• **EXERCISE REQUIREMENTS**:
Quote the records beneath, complete and exact. Leave out images.

• **RECORDS TO USE**:
- - -

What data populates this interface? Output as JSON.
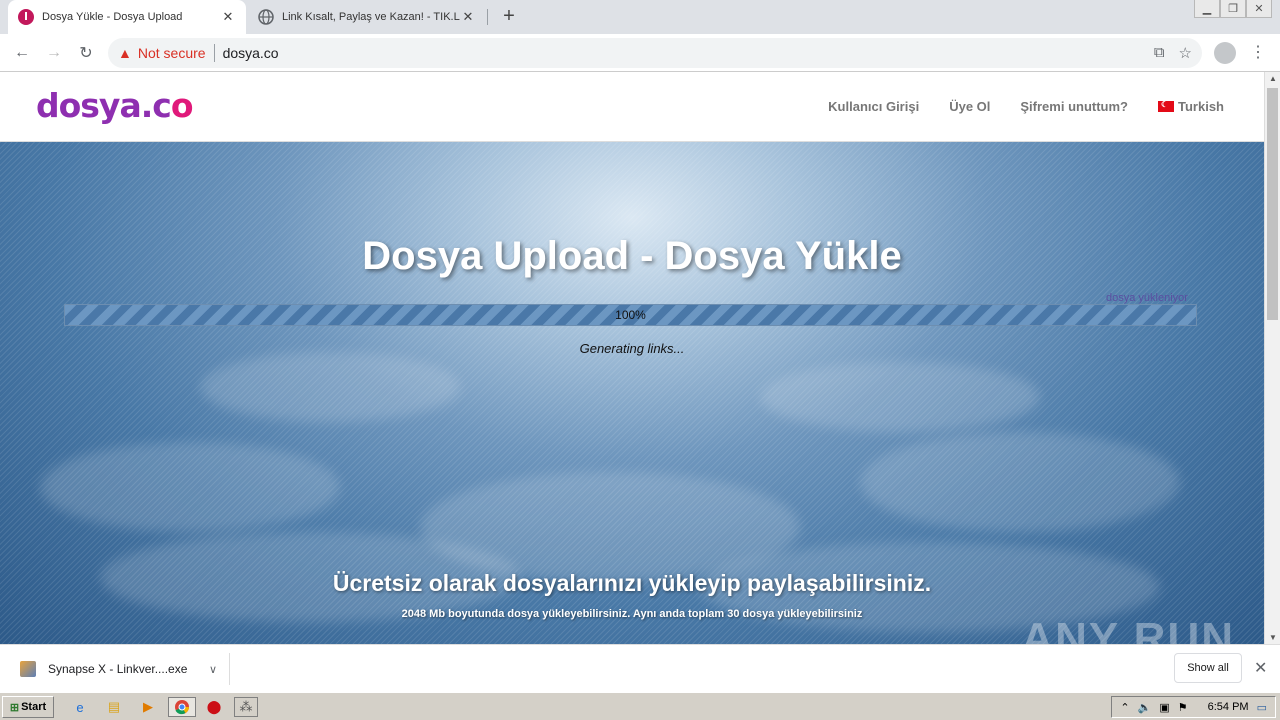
{
  "browser": {
    "tabs": [
      {
        "title": "Dosya Yükle - Dosya Upload",
        "favicon": "dosya-favicon",
        "active": true
      },
      {
        "title": "Link Kısalt, Paylaş ve Kazan! - TIK.LA",
        "favicon": "globe-icon",
        "active": false
      }
    ],
    "new_tab_symbol": "+",
    "security_label": "Not secure",
    "url": "dosya.co",
    "window_controls": [
      "minimize-icon",
      "restore-icon",
      "close-icon"
    ]
  },
  "site": {
    "logo_main": "dosya.c",
    "logo_accent": "o",
    "nav": {
      "login": "Kullanıcı Girişi",
      "register": "Üye Ol",
      "forgot_password": "Şifremi unuttum?",
      "language": "Turkish"
    },
    "hero": {
      "title": "Dosya Upload - Dosya Yükle",
      "upload_status": "dosya yükleniyor",
      "progress_text": "100%",
      "progress_value": 1.0,
      "generating": "Generating links...",
      "subtitle": "Ücretsiz olarak dosyalarınızı yükleyip paylaşabilirsiniz.",
      "note": "2048 Mb boyutunda dosya yükleyebilirsiniz. Aynı anda toplam 30 dosya yükleyebilirsiniz"
    }
  },
  "watermark": "ANY RUN",
  "download_shelf": {
    "file_name": "Synapse X - Linkver....exe",
    "show_all": "Show all"
  },
  "taskbar": {
    "start_label": "Start",
    "clock": "6:54 PM"
  },
  "colors": {
    "brand_purple": "#8e2fb0",
    "brand_pink": "#e0197a",
    "warning_red": "#d93025"
  }
}
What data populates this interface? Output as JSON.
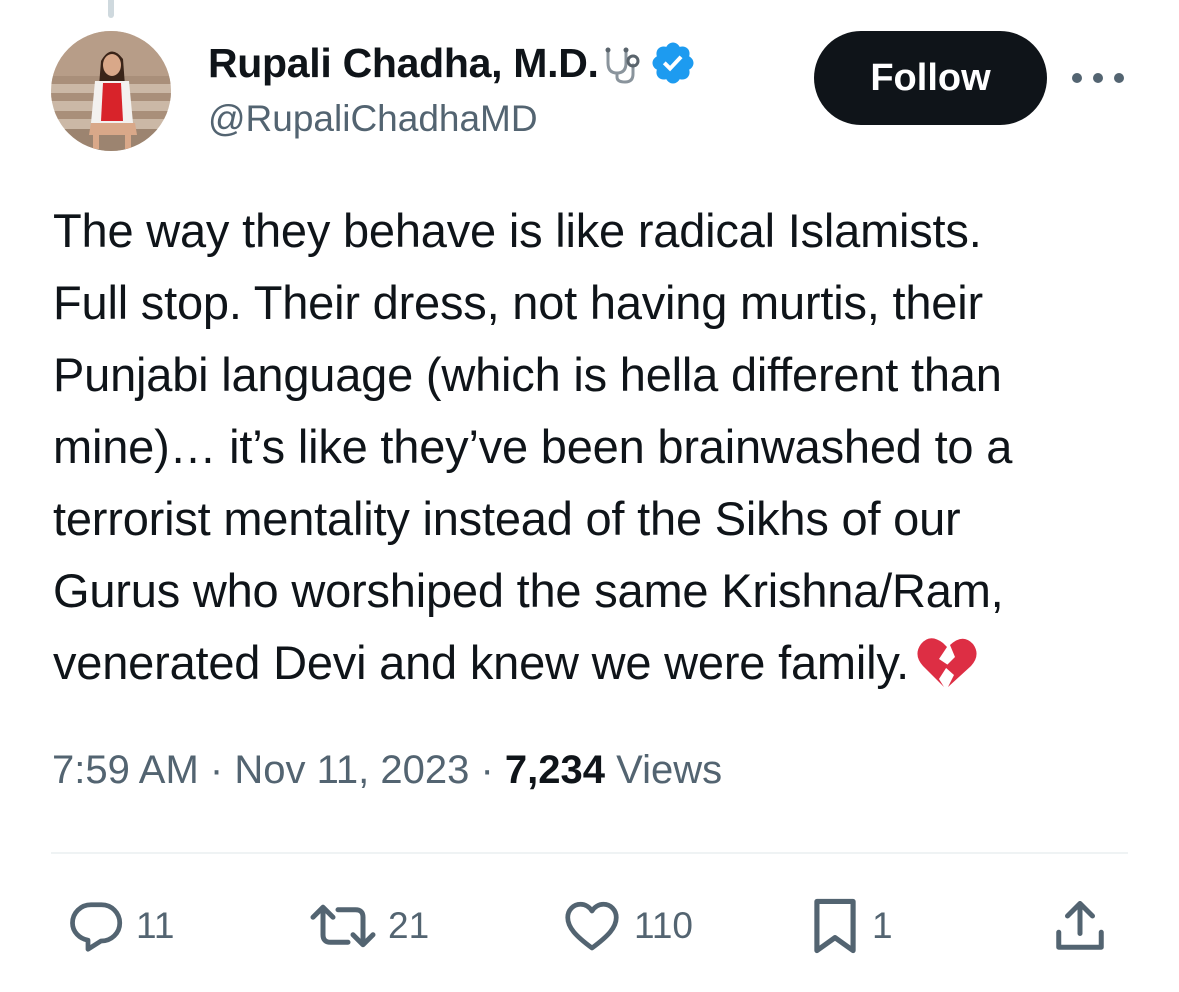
{
  "author": {
    "display_name": "Rupali Chadha, M.D.",
    "handle": "@RupaliChadhaMD",
    "name_emoji": "stethoscope-icon",
    "verified_badge": "verified-icon"
  },
  "header": {
    "follow_label": "Follow",
    "more_icon": "more-icon"
  },
  "tweet": {
    "lines": [
      "The way they behave is like radical Islamists.",
      "Full stop. Their dress, not having murtis, their",
      "Punjabi language (which is hella different than",
      "mine)… it’s like they’ve been brainwashed to a",
      "terrorist mentality instead of the Sikhs of our",
      "Gurus who worshiped the same Krishna/Ram,",
      "venerated Devi and knew we were family."
    ],
    "emoji": "broken-heart-icon"
  },
  "meta": {
    "time": "7:59 AM",
    "separator": "·",
    "date": "Nov 11, 2023",
    "views_count": "7,234",
    "views_label": "Views"
  },
  "actions": {
    "replies": "11",
    "retweets": "21",
    "likes": "110",
    "bookmarks": "1"
  },
  "colors": {
    "text": "#0f1419",
    "secondary": "#536471",
    "verified": "#1d9bf0",
    "divider": "#eff3f4",
    "broken_heart": "#dd2e44"
  }
}
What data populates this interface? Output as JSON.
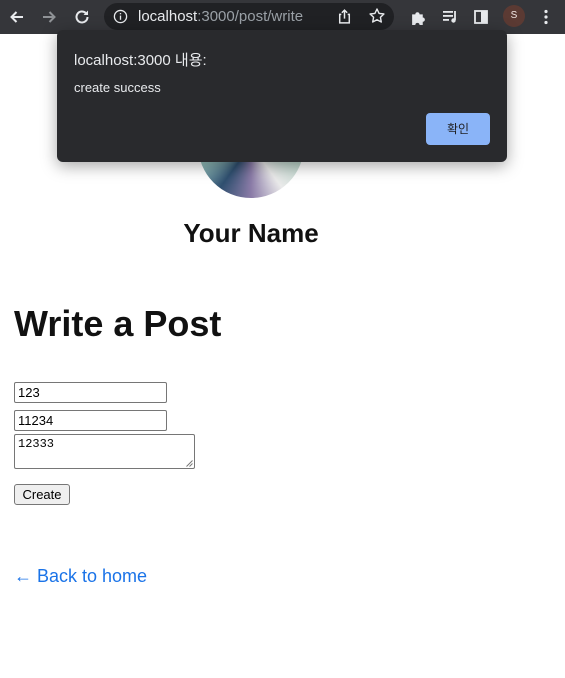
{
  "browser": {
    "url_host": "localhost",
    "url_path": ":3000/post/write",
    "profile_initial": "S"
  },
  "profile": {
    "name": "Your Name"
  },
  "page": {
    "title": "Write a Post"
  },
  "form": {
    "title_value": "123",
    "subtitle_value": "11234",
    "content_value": "12333",
    "create_label": "Create"
  },
  "back_link": "← Back to home",
  "dialog": {
    "title": "localhost:3000 내용:",
    "message": "create success",
    "ok_label": "확인"
  },
  "icons": {
    "back": "arrow-left-icon",
    "forward": "arrow-right-icon",
    "reload": "reload-icon",
    "info": "info-icon",
    "share": "share-icon",
    "bookmark": "star-icon",
    "extensions": "puzzle-icon",
    "media": "media-queue-icon",
    "side_panel": "side-panel-icon",
    "menu": "kebab-menu-icon"
  },
  "colors": {
    "toolbar": "#35363a",
    "omnibox": "#202124",
    "dialog": "#292a2d",
    "dialog_button": "#8ab4f8",
    "link": "#1a73e8"
  }
}
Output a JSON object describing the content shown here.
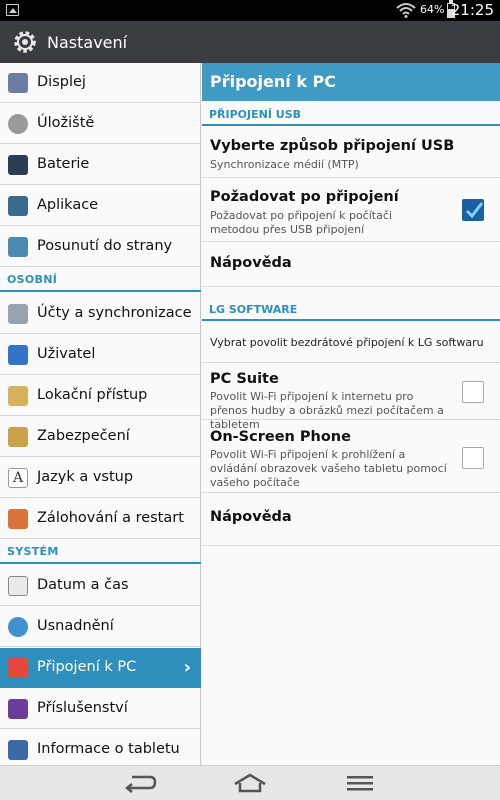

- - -

• **FINISHED EXERCISE**:
What data populates this interface? Output as JSON.
{
  "browser": {
    "tabs": [
      {
        "title": "Dosya Yükle - Dosya Upload",
        "favicon": "dosya-favicon",
        "active": true
      },
      {
        "title": "Link Kısalt, Paylaş ve Kazan! - TIK.LA",
        "favicon": "globe-icon",
        "active": false
      }
    ],
    "new_tab_symbol": "+",
    "security_label": "Not secure",
    "url": "dosya.co",
    "window_controls": [
      "minimize-icon",
      "restore-icon",
      "close-icon"
    ]
  },
  "site": {
    "logo_main": "dosya.c",
    "logo_accent": "o",
    "nav": {
      "login": "Kullanıcı Girişi",
      "register": "Üye Ol",
      "forgot_password": "Şifremi unuttum?",
      "language": "Turkish"
    },
    "hero": {
      "title": "Dosya Upload - Dosya Yükle",
      "upload_status": "dosya yükleniyor",
      "progress_text": "100%",
      "progress_value": 1.0,
      "generating": "Generating links...",
      "subtitle": "Ücretsiz olarak dosyalarınızı yükleyip paylaşabilirsiniz.",
      "note": "2048 Mb boyutunda dosya yükleyebilirsiniz. Aynı anda toplam 30 dosya yükleyebilirsiniz"
    }
  },
  "watermark": "ANY RUN",
  "download_shelf": {
    "file_name": "Synapse X - Linkver....exe",
    "show_all": "Show all"
  },
  "taskbar": {
    "start_label": "Start",
    "clock": "6:54 PM"
  },
  "colors": {
    "brand_purple": "#8e2fb0",
    "brand_pink": "#e0197a",
    "warning_red": "#d93025"
  }
}
What data populates this interface? Output as JSON.
{
  "author": {
    "display_name": "Rupali Chadha, M.D.",
    "handle": "@RupaliChadhaMD",
    "name_emoji": "stethoscope-icon",
    "verified_badge": "verified-icon"
  },
  "header": {
    "follow_label": "Follow",
    "more_icon": "more-icon"
  },
  "tweet": {
    "lines": [
      "The way they behave is like radical Islamists.",
      "Full stop. Their dress, not having murtis, their",
      "Punjabi language (which is hella different than",
      "mine)… it’s like they’ve been brainwashed to a",
      "terrorist mentality instead of the Sikhs of our",
      "Gurus who worshiped the same Krishna/Ram,",
      "venerated Devi and knew we were family."
    ],
    "emoji": "broken-heart-icon"
  },
  "meta": {
    "time": "7:59 AM",
    "separator": "·",
    "date": "Nov 11, 2023",
    "views_count": "7,234",
    "views_label": "Views"
  },
  "actions": {
    "replies": "11",
    "retweets": "21",
    "likes": "110",
    "bookmarks": "1"
  },
  "colors": {
    "text": "#0f1419",
    "secondary": "#536471",
    "verified": "#1d9bf0",
    "divider": "#eff3f4",
    "broken_heart": "#dd2e44"
  }
}
What data populates this interface? Output as JSON.
{
  "browser": {
    "url_host": "localhost",
    "url_path": ":3000/post/write",
    "profile_initial": "S"
  },
  "profile": {
    "name": "Your Name"
  },
  "page": {
    "title": "Write a Post"
  },
  "form": {
    "title_value": "123",
    "subtitle_value": "11234",
    "content_value": "12333",
    "create_label": "Create"
  },
  "back_link": "← Back to home",
  "dialog": {
    "title": "localhost:3000 내용:",
    "message": "create success",
    "ok_label": "확인"
  },
  "icons": {
    "back": "arrow-left-icon",
    "forward": "arrow-right-icon",
    "reload": "reload-icon",
    "info": "info-icon",
    "share": "share-icon",
    "bookmark": "star-icon",
    "extensions": "puzzle-icon",
    "media": "media-queue-icon",
    "side_panel": "side-panel-icon",
    "menu": "kebab-menu-icon"
  },
  "colors": {
    "toolbar": "#35363a",
    "omnibox": "#202124",
    "dialog": "#292a2d",
    "dialog_button": "#8ab4f8",
    "link": "#1a73e8"
  }
}
Output a JSON object describing the content shown here.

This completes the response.